Regardless, the idea for a mental health screening came to me when one of our medical students became severely mentally ill and required hospitalization (he later made a complete recovery). During a committee meeting to discuss his condition, I pointed out the obvious: Our University is the top merit medical institution in the Punjab. Just recently we admitted 305 medical students to our first year class with the last admitted having an overall grade of over 94%! All newly inducted medical students are required to have a ‘Medical’ as a part of their admission process.
This includes a basic medical exam to rule out major medical problems and an eye exam to check for vision. Why did we not have a basic mental health screening as part of our admission process? Granted that a brief mental health screening at the time of admission would not predict the risk of problems later in the college but it would, at a minimum, allow us to ‘flag’ those students we deemed most ‘at-risk’ and would also introduce the students to the concept of mental health so they would ask for help if they needed it.
At this year’s medical student induction, we talked briefly to all 305 incoming medical students, introduced ourselves and asked them one or two basic questions about their reactions to stress in the past, their ways of coping with it and whether they had any history of ever being diagnosed or treated. As expected, most students did not have any such history but we did get a few interesting responses that we flagged: a student told us that she had been treated for ‘stress headaches’ before exams. Another said he sometimes got depressed because he was losing his hair and was on medicines for hair loss. Yet another told us that she had a history of ‘anorexia’ and often lost a significant amount of weight before exams.
None of this is to say that these students will later develop mental health difficulties but considering the pressure of studies and exams, especially in the first two years of medical college, combined with the stress, in some students, of living away from home for the first time, we should at the very least be on the lookout for any problems and offer them help before they get sick.

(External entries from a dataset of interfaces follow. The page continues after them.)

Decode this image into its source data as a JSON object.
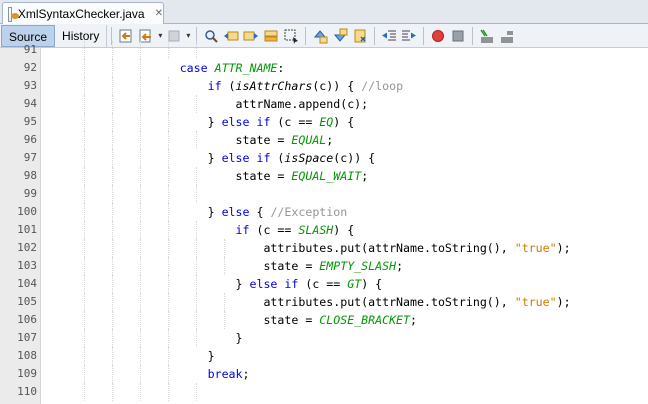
{
  "tab": {
    "title": "XmlSyntaxChecker.java"
  },
  "toolbar": {
    "source_label": "Source",
    "history_label": "History",
    "icons": [
      "last-edit-icon",
      "back-icon",
      "forward-icon",
      "find-icon",
      "find-previous-icon",
      "find-next-icon",
      "toggle-highlight-icon",
      "find-selection-icon",
      "previous-bookmark-icon",
      "next-bookmark-icon",
      "toggle-bookmark-icon",
      "shift-left-icon",
      "shift-right-icon",
      "start-macro-icon",
      "stop-macro-icon",
      "comment-icon",
      "uncomment-icon"
    ]
  },
  "colors": {
    "keyword": "#0000e6",
    "field": "#009900",
    "string": "#ce7b00",
    "comment": "#969696",
    "gutter": "#ebebeb"
  },
  "lines": [
    {
      "num": "91",
      "segs": []
    },
    {
      "num": "92",
      "segs": [
        {
          "t": "                ",
          "c": ""
        },
        {
          "t": "case ",
          "c": "kw"
        },
        {
          "t": "ATTR_NAME",
          "c": "fld"
        },
        {
          "t": ":",
          "c": ""
        }
      ]
    },
    {
      "num": "93",
      "segs": [
        {
          "t": "                    ",
          "c": ""
        },
        {
          "t": "if",
          "c": "kw"
        },
        {
          "t": " (",
          "c": ""
        },
        {
          "t": "isAttrChars",
          "c": "it"
        },
        {
          "t": "(c)) { ",
          "c": ""
        },
        {
          "t": "//loop",
          "c": "cmt"
        }
      ]
    },
    {
      "num": "94",
      "segs": [
        {
          "t": "                        attrName.append(c);",
          "c": ""
        }
      ]
    },
    {
      "num": "95",
      "segs": [
        {
          "t": "                    } ",
          "c": ""
        },
        {
          "t": "else if",
          "c": "kw"
        },
        {
          "t": " (c == ",
          "c": ""
        },
        {
          "t": "EQ",
          "c": "fld"
        },
        {
          "t": ") {",
          "c": ""
        }
      ]
    },
    {
      "num": "96",
      "segs": [
        {
          "t": "                        state = ",
          "c": ""
        },
        {
          "t": "EQUAL",
          "c": "fld"
        },
        {
          "t": ";",
          "c": ""
        }
      ]
    },
    {
      "num": "97",
      "segs": [
        {
          "t": "                    } ",
          "c": ""
        },
        {
          "t": "else if",
          "c": "kw"
        },
        {
          "t": " (",
          "c": ""
        },
        {
          "t": "isSpace",
          "c": "it"
        },
        {
          "t": "(c)) {",
          "c": ""
        }
      ]
    },
    {
      "num": "98",
      "segs": [
        {
          "t": "                        state = ",
          "c": ""
        },
        {
          "t": "EQUAL_WAIT",
          "c": "fld"
        },
        {
          "t": ";",
          "c": ""
        }
      ]
    },
    {
      "num": "99",
      "segs": []
    },
    {
      "num": "100",
      "segs": [
        {
          "t": "                    } ",
          "c": ""
        },
        {
          "t": "else",
          "c": "kw"
        },
        {
          "t": " { ",
          "c": ""
        },
        {
          "t": "//Exception",
          "c": "cmt"
        }
      ]
    },
    {
      "num": "101",
      "segs": [
        {
          "t": "                        ",
          "c": ""
        },
        {
          "t": "if",
          "c": "kw"
        },
        {
          "t": " (c == ",
          "c": ""
        },
        {
          "t": "SLASH",
          "c": "fld"
        },
        {
          "t": ") {",
          "c": ""
        }
      ]
    },
    {
      "num": "102",
      "segs": [
        {
          "t": "                            attributes.put(attrName.toString(), ",
          "c": ""
        },
        {
          "t": "\"true\"",
          "c": "str"
        },
        {
          "t": ");",
          "c": ""
        }
      ]
    },
    {
      "num": "103",
      "segs": [
        {
          "t": "                            state = ",
          "c": ""
        },
        {
          "t": "EMPTY_SLASH",
          "c": "fld"
        },
        {
          "t": ";",
          "c": ""
        }
      ]
    },
    {
      "num": "104",
      "segs": [
        {
          "t": "                        } ",
          "c": ""
        },
        {
          "t": "else if",
          "c": "kw"
        },
        {
          "t": " (c == ",
          "c": ""
        },
        {
          "t": "GT",
          "c": "fld"
        },
        {
          "t": ") {",
          "c": ""
        }
      ]
    },
    {
      "num": "105",
      "segs": [
        {
          "t": "                            attributes.put(attrName.toString(), ",
          "c": ""
        },
        {
          "t": "\"true\"",
          "c": "str"
        },
        {
          "t": ");",
          "c": ""
        }
      ]
    },
    {
      "num": "106",
      "segs": [
        {
          "t": "                            state = ",
          "c": ""
        },
        {
          "t": "CLOSE_BRACKET",
          "c": "fld"
        },
        {
          "t": ";",
          "c": ""
        }
      ]
    },
    {
      "num": "107",
      "segs": [
        {
          "t": "                        }",
          "c": ""
        }
      ]
    },
    {
      "num": "108",
      "segs": [
        {
          "t": "                    }",
          "c": ""
        }
      ]
    },
    {
      "num": "109",
      "segs": [
        {
          "t": "                    ",
          "c": ""
        },
        {
          "t": "break",
          "c": "kw"
        },
        {
          "t": ";",
          "c": ""
        }
      ]
    },
    {
      "num": "110",
      "segs": []
    }
  ]
}
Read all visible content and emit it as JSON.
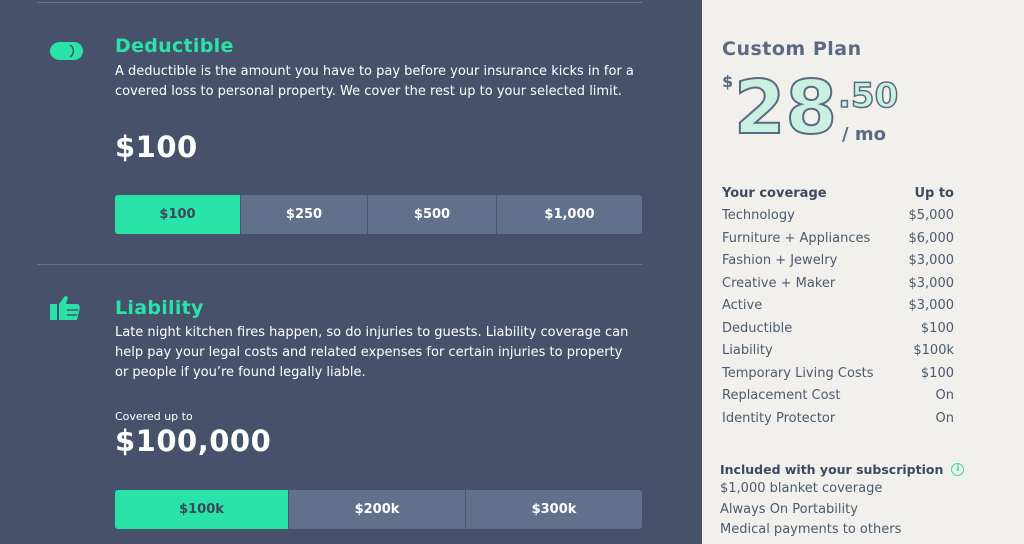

And this does not even begin to address the other problem that these brilliant young people will soon face: teachers who have been trained in Pakistan to believe that ‘teaching’ means either regurgitating what’s written in books or humiliating and insulting students who are bright and inquisitive and want to ask questions. One would think that medical college would be different from school and that there would actually be an attempt by teachers to groom and mentor these intensely intelligent, idealistic young people into confident, freethinking adults but in fact, the opposite is often the case. Colleges and universities in our countries are often graveyards of free minds where they are taught to conform, obey and cease thinking freely. This process, in itself, generates tremendous mental stress and frustration. But more on that next time.
The writer is a psychiatrist practicing in Lahore. He taught and practiced Psychiatry in the United States for 16 years. He tweets @Ali_Madeeh